NEW YORK, June 21, 2018 /PRNewswire/ -- Highland Park, the Orkney single malt with Viking soul, has partnered with acclaimed landscape designer Lily Kwong and renowned composer Gary Gunn to bring the spirit of the Orcadian summer solstice to New York City's Grand Central Terminal, Vanderbilt Hall. Titled Highland Park Orkadia, this three-day immersive installation is a celebration of the longest day of the year on one of the most unique landscapes in the world: Orkney, Scotland.

Remote, wild and windswept, Orkney is an archipelago situated off the far north coast of Scotland where the North Sea rises up to meet the Atlantic Ocean. The gale-force winds that assault the islands from every angle create a starkly beautiful treeless landscape dominated by native moss, grasses and heather. This in turn creates the aromatic peat — woodless, but rich in heather — that, when used to dry our malted barley, gives Highland Park whisky its inimitable flavor profile.

Under Viking rule for over 600 years and part of Scotland for the last six centuries, Orkney's identity and culture are closely aligned with those of the Nordic countries. In true Scandinavian form, the summer solstice is one of the most anticipated days of the year on Orkney, rivaling the holidays with its spirit and traditions. On this day, the sun never quite sets. Sunrise and sunset align with the standing stones of the Ring of Brodgar and the natural breaks in the hills, creating a spectacular and spiritual link with our past and the forces of nature. Orcadians celebrate with feasting, dancing, large bonfires and, of course, Highland Park whisky.


The installation is not only a celebration of the solstice and Highland Park's unique home on Orkney, but also a nod to the distillery's Nordic ancestry and the Viking tradition of an immense respect for nature, exploration and creativity. Artist, entrepreneur and, by ethos, modern-day Viking Lily Kwong brings to life the wild yet calm Orkney Islands landscape with the use of flora representative of the native elements: moss, grasses and the famed purple heather. 

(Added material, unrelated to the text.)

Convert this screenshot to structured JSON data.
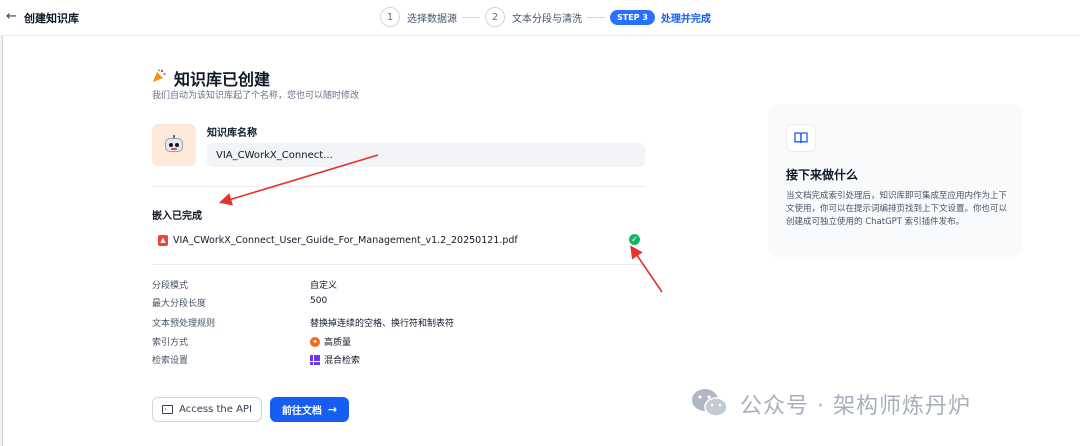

"Studio Lily Kwong's mission is to bring the natural world into the urban environment, and for this project we moved mountains directly into the heart of New York City. Inspired by the epic landscapes of Orkney, this piece asks Grand Central's hundreds of thousands of daily commuters to slow down and connect — with plant life, their surroundings, their greater community and themselves," says Kwong. "The 8,000 square feet of moss and 220 flowering heather plants, in the midst of one of the most iconic urban landmarks in the world, offer an opportunity to reflect on our environment and our role in shaping it." 

Complementing the visual experience is an original score celebrating the mystical sounds of Orkney, created by acclaimed composer and musical portrait artist Gary Gunn. The 10-minute soundscape comprised of emotive melodic structures and enthralling sound design delivers an immersive and moving experience that transports the visitor directly to the cliffs of Orkney on the edge of the world. Through his singular style of sonic storytelling, Gunn seeks to momentarily lure commuters out of the mundane and lift them into a dynamic, meditative and enchanting state of being.

Paying homage to the cyclical aspect of nature and the balance between dark and light, the installation coincides with the launch of THE LIGHT, Highland Park's newest expression, the counterpart to THE DARK (which launched on the winter solstice of 2017).

Highland Park's Orkadia will give New Yorkers a moment to slow down, savor a dram and experience the breathtaking beauty of Orkney in one of the world's grandest and busiest commuter stations. 

Once the installation concludes, all plants will be donated to Repeat Roses, an organization brightening the lives of communities around the US by repurposing plants and giving them second and third lives.

Grand Central Terminal, Vanderbilt Hall
New York, NY
June 20–22, 2018

Highland Park's Orkadia public hours:
June 20: 1 p.m. to 7 p.m.
June 21: 11 a.m. to 7 p.m.
June 22: 11 a.m. to 7 p.m.